## What this task involves
Give the lines below again, exactly as they stand, and leave out the images.

## Supplied material
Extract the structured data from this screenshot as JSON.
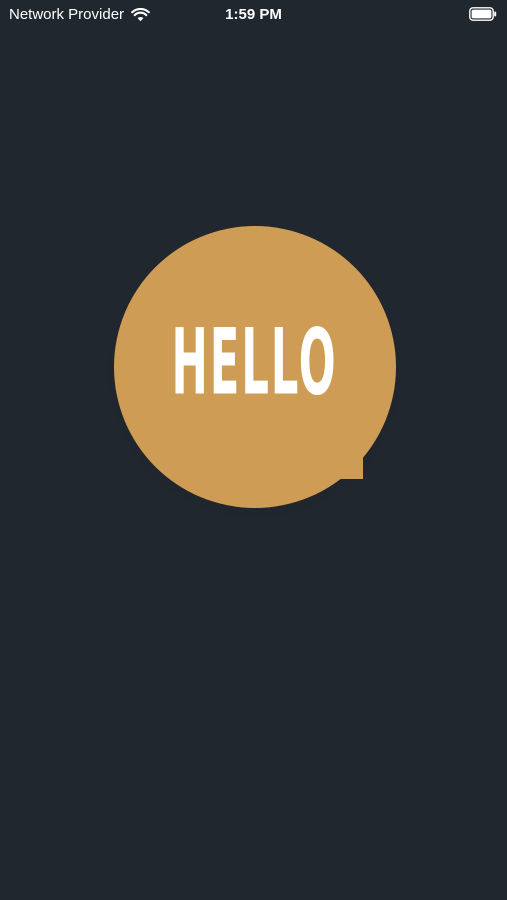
{
  "status_bar": {
    "carrier": "Network Provider",
    "time": "1:59 PM",
    "wifi_icon": "wifi-icon",
    "battery_icon": "battery-icon"
  },
  "logo": {
    "text": "HELLO",
    "shape": "speech-bubble",
    "fill_color": "#cf9c55",
    "text_color": "#ffffff"
  },
  "colors": {
    "background": "#21272e"
  }
}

## Result of the task
Extract the structured data from this screenshot as JSON.
{
  "status_bar": {
    "carrier": "Network Provider",
    "time": "1:59 PM",
    "wifi_icon": "wifi-icon",
    "battery_icon": "battery-icon"
  },
  "logo": {
    "text": "HELLO",
    "shape": "speech-bubble",
    "fill_color": "#cf9c55",
    "text_color": "#ffffff"
  },
  "colors": {
    "background": "#21272e"
  }
}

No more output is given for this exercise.